Key security considerations include the need for host nations to protect an ever-increasing number of ‘soft venues’, including fan sites and hospitality areas, and the global impact of high-scale ‘indirect’ terrorist attacks at fan zones or sites outside the host nation, such as the Uganda bombings during the 2010 FIFA World Cup South Africa™.
In his keynote speech entitled “Major Sport Events: A National Security Challenge”, Massimiliano Montanari (Director of International Cooperation and External Relations, ICSS) said; “The two critical points for national security planning when hosting a major international sport event are that you now have vastly more to protect as a host nation than stadiums, hotels and training sites. Public fan viewing areas are significantly vulnerable targets, with similar continuous media coverage to the competition venue itself. Secondly, any terrorist incident anywhere in the world, especially involving a sponsored fan zone or site established to watch the event live, will inevitably become part of the live media coverage.”
He continued: “Today, like many major issues in national security planning, it is important that security for major international sport events is planned and connected internationally.
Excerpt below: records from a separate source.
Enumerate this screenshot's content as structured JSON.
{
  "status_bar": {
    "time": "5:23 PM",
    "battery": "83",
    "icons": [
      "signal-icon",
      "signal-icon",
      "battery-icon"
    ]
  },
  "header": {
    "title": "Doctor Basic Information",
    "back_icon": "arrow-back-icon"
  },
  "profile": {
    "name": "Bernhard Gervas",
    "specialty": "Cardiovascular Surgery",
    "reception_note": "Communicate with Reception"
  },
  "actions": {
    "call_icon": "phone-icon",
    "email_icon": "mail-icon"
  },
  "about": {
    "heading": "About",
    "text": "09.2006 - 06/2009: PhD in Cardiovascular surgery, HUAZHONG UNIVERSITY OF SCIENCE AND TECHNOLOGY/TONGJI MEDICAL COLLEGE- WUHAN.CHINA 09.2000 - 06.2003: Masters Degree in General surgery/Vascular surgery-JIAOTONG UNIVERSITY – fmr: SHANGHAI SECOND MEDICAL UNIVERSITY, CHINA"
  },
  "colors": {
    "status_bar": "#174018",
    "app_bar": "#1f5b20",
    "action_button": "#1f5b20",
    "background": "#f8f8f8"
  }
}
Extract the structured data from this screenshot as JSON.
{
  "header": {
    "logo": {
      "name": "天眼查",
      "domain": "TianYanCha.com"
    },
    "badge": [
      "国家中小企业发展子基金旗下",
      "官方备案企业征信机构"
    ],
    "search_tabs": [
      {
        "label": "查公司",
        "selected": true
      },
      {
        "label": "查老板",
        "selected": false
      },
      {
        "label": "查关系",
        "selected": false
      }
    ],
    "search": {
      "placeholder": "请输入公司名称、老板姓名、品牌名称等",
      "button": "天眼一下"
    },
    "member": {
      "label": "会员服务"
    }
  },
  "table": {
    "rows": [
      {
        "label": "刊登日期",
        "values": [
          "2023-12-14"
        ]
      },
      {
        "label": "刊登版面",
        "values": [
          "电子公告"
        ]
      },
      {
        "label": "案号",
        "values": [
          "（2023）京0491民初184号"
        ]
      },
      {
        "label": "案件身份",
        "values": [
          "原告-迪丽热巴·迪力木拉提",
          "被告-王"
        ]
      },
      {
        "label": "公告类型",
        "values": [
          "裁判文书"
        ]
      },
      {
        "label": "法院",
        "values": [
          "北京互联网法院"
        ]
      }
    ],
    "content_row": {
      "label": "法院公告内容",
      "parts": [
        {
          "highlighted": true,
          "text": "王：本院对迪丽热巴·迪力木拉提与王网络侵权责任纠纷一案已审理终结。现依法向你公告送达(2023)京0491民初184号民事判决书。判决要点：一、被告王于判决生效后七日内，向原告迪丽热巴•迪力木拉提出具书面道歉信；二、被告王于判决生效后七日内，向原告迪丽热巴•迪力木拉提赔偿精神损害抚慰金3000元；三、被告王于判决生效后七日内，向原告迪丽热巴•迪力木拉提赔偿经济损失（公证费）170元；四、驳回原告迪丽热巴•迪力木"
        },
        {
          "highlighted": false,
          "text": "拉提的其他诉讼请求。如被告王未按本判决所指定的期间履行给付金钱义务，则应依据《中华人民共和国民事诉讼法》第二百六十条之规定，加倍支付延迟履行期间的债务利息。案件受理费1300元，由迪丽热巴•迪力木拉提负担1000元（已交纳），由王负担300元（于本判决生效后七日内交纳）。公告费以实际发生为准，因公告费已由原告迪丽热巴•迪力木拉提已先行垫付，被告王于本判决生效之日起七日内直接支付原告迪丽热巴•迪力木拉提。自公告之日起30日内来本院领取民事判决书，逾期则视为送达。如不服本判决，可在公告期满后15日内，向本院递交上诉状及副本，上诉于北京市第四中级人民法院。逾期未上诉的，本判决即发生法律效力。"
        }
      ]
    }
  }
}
It is vital to engage police and security specialists from all countries involved, at at least three levels – in your country when there are nationals at the event; regionally, especially with border and transit countries feeding fans and participants; and internationally, so you are aware of any threats being imported to your event or associated with it.”
In addition to the security challenges facing major events organisers, Massimiliano also highlighted a number of integrity issues within the world of sport, in particular, sport result manipulation or match-fixing for the purpose of betting fraud.
He commented: “With just over 18 months to the start of the 2014 FIFA World Cup™, Brazil now has the opportunity to become an integrity model for future global events by incorporating a strategy to protect against match-fixing in the national security planning for the tournament and the 2016 Olympic and Paralympic Games.
“To assist event organisers and as part of our mission to become a leading centre for sharing knowledge in the field of sport safety, security and integrity, the ICSS has developed a Security, Safety, Integrity Model (The ICSS SSI ModelTM), an integrated and holistic framework to deliver security and integrity programmes ahead of future sport events.” —- ICSS
Share on Facebook